  1. 1 2 John Platt, ‘Tesdale, Thomas (bap. 1547, d. 1610)’, Oxford Dictionary of National Biography, Oxford University Press, 2004, accessed 30 January 2013]
  2. 1 2 Crossley, 1983, pages 120–131
  3. Hinde/St John Parker, Thomas/Michael (1977). The Martlet and the Griffen. James and James Publishers Ltd. ISBN   0-907-383-777.
  4. "Object 5: The Tesdale Panel". Abingdon School.

Printed sources

Sir Howard Montagu Colvin was a British architectural historian who produced two of the most outstanding works of scholarship in his field: A Biographical Dictionary of British Architects, 1600–1840 and The History of the King's Works.

Victoria County History

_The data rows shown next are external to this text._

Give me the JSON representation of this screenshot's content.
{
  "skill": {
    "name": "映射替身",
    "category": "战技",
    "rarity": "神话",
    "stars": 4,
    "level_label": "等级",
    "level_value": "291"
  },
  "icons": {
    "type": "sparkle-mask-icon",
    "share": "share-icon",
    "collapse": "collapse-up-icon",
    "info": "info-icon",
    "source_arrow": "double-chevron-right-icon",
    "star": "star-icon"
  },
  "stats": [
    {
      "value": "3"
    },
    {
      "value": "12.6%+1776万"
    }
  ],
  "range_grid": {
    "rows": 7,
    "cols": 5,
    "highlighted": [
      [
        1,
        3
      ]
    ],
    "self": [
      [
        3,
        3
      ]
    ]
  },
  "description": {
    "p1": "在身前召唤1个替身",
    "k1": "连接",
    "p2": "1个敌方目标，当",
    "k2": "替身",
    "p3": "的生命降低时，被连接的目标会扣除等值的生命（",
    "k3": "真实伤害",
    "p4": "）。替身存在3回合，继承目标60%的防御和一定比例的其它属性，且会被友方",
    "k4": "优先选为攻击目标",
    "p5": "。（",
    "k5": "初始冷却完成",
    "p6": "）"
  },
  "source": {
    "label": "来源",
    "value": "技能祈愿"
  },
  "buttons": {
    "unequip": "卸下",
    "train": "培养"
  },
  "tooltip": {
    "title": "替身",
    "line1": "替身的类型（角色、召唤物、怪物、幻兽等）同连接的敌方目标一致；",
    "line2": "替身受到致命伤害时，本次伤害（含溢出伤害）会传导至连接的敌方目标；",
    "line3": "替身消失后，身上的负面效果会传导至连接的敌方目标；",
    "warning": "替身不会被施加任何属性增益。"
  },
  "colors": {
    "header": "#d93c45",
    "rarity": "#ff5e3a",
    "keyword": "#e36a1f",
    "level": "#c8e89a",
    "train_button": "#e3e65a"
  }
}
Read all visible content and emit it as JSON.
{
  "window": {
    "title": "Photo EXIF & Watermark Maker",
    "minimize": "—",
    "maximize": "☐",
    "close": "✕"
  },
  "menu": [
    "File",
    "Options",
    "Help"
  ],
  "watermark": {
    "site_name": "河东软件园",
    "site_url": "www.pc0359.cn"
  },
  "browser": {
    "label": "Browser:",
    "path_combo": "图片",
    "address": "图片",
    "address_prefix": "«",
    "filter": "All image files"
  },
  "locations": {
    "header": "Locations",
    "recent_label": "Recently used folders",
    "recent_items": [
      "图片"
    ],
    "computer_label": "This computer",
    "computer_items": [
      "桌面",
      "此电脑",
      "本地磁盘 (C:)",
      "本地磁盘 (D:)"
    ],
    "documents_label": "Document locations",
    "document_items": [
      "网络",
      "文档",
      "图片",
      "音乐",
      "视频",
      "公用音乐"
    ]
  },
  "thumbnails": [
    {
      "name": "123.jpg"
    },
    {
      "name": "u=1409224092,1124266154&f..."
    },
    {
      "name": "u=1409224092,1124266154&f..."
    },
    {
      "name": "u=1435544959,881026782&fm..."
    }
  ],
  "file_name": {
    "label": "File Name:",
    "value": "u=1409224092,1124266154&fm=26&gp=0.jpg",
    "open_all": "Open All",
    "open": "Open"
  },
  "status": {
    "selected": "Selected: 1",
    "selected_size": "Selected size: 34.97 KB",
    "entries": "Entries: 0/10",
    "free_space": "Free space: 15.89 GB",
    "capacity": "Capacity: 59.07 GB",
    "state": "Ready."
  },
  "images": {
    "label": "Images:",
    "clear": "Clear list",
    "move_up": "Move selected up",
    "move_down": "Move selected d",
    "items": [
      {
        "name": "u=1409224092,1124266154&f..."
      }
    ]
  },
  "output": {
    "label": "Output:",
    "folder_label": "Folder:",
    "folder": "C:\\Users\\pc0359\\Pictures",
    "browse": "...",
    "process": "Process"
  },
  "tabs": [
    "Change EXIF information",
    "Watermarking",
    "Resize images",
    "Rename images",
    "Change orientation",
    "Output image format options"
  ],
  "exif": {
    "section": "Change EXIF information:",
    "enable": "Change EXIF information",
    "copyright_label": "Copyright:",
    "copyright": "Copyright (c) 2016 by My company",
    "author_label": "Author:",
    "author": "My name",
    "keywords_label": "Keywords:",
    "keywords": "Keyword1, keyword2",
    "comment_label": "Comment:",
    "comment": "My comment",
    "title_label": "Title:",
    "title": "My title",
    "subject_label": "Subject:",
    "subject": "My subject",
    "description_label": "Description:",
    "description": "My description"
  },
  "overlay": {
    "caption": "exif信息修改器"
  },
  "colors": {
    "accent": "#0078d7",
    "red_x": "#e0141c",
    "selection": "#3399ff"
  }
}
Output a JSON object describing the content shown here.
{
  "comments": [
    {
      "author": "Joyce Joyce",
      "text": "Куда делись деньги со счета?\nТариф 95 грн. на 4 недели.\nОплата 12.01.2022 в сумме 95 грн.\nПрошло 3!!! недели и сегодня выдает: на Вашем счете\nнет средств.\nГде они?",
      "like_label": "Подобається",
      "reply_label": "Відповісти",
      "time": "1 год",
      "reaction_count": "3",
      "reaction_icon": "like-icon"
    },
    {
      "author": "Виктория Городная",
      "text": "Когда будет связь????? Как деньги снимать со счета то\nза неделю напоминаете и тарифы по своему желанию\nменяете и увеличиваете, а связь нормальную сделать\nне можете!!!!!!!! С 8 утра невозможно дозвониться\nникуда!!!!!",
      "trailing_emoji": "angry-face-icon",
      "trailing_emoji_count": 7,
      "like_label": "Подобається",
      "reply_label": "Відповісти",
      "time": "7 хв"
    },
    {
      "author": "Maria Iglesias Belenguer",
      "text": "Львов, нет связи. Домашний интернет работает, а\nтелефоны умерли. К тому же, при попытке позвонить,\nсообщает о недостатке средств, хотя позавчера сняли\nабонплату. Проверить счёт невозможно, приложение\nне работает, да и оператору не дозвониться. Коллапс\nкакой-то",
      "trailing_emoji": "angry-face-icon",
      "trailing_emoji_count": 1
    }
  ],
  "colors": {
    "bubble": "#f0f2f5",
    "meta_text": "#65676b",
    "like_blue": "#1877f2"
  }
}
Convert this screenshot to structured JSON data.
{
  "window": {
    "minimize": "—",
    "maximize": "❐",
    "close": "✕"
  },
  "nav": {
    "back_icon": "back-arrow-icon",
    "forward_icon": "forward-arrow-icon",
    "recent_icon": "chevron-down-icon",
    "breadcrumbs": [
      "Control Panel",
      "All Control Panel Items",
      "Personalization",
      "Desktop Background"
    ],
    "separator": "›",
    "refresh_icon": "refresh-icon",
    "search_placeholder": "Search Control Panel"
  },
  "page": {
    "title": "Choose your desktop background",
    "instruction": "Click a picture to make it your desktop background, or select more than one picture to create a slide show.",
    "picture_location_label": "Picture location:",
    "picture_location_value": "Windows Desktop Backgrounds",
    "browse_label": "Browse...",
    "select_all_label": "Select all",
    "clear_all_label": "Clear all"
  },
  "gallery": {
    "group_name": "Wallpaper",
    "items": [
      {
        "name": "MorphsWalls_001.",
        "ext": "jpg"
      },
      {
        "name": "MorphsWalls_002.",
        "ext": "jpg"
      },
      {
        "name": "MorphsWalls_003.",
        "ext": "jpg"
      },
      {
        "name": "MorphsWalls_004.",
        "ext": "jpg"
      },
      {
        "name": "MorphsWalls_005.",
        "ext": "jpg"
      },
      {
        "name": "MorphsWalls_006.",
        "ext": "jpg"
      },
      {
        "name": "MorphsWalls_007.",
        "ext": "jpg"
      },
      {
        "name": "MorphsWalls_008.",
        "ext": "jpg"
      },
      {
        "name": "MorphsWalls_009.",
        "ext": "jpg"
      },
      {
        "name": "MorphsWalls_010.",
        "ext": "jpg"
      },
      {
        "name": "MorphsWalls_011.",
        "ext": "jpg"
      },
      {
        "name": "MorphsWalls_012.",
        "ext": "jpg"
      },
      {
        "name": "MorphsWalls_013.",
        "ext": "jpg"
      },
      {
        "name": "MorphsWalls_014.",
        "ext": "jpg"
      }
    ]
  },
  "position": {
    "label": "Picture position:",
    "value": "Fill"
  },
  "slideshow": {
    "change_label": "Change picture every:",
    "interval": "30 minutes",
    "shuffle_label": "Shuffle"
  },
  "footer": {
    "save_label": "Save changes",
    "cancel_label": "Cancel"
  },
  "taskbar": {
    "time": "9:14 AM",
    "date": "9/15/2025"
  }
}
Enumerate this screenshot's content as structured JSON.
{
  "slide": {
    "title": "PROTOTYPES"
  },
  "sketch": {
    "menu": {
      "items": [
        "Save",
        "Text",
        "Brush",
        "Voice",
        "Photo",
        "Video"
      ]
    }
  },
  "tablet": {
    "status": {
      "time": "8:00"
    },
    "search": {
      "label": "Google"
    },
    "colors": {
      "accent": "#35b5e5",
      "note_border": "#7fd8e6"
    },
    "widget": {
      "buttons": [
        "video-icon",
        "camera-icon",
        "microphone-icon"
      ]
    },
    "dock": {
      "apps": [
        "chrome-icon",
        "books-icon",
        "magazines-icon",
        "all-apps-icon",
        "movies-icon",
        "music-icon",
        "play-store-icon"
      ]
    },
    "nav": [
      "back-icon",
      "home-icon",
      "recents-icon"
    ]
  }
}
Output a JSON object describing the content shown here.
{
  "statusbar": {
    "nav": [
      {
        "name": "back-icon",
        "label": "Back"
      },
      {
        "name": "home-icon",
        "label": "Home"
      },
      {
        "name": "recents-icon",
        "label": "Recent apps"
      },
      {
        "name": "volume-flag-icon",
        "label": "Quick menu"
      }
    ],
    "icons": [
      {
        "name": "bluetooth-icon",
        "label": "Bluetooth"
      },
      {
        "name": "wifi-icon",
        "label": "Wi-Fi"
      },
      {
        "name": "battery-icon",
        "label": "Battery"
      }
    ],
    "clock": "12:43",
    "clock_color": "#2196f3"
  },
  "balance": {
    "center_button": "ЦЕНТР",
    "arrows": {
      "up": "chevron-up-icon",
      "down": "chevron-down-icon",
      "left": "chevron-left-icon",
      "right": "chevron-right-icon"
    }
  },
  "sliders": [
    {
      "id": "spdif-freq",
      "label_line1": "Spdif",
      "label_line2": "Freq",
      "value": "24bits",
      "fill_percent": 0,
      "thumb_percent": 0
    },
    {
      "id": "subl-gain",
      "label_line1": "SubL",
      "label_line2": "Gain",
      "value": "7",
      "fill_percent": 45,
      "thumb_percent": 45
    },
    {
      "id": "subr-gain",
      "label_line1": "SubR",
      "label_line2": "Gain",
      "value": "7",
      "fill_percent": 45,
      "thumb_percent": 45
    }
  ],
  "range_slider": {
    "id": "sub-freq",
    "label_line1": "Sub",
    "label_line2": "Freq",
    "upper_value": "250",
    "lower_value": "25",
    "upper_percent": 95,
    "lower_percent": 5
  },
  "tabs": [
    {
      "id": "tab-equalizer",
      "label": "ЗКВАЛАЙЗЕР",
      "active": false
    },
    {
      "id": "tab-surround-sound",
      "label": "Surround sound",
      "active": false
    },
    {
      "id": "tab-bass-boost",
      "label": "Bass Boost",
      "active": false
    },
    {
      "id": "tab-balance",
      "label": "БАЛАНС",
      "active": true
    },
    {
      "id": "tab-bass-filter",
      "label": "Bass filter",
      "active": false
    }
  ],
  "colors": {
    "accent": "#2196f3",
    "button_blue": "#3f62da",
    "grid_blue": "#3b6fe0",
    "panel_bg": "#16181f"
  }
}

The Victoria History of the Counties of England, commonly known as the Victoria County History or the VCH, is an English history project which began in 1899 and was dedicated to Queen Victoria with the aim of creating an encyclopaedic history of each of the historic counties of England. In 2012 the project was rededicated to Queen Elizabeth II in celebration of her Diamond Jubilee year. Since 1933 the project has been coordinated by the Institute of Historical Research in the University of London.